Smoking can wreak havoc on your oral health. … So, yes, your dentist will know if you smoke. Among the telltale signs include yellow teeth, plaque, receding gums, and more. Keep reading to learn how smoking affects your oral ecosystem.

Does smoking damage teeth and gums?

In severe cases, it can make your teeth fall out. Smoking is an important cause of severe gum disease in the United States. Gum disease starts with bacteria (germs) on your teeth that get under your gums. If the germs stay on your teeth for too long, layers of plaque (film) and tartar (hardened plaque) develop.

What does a smoker’s mouth look like?

Smoker’s lips are characterized by vertical wrinkles around the mouth. The lips and gums may also become significantly darker than their natural shade (hyperpigmentation). Smoker’s lips can begin to occur after months or years of smoking cigarettes or other tobacco products.
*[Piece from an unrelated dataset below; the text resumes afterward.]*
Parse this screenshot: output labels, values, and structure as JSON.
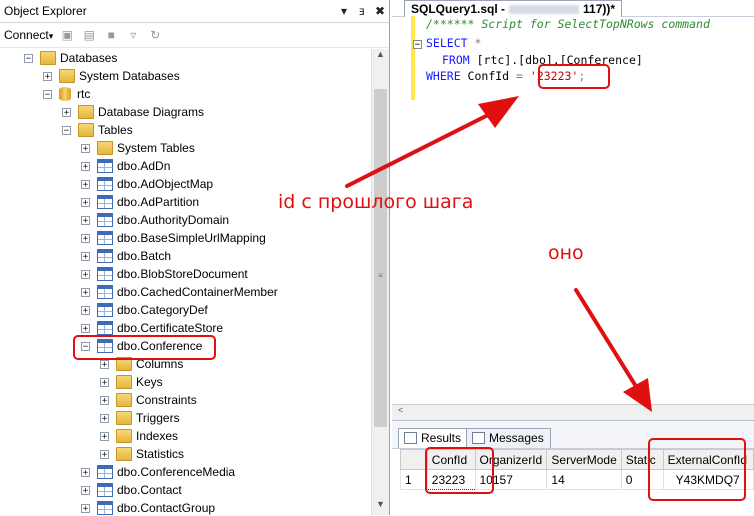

What is smoker’s keratosis?

Definition. Stomatitis nicotina (known as smoker’s palate, smoker’s keratosis, nicotinic stomatitis, stomatitis palatini, leukokeratosis nicotina palate) is a diffuse white lesion covering most of the hard palate, typically related to pipe or cigar smoking.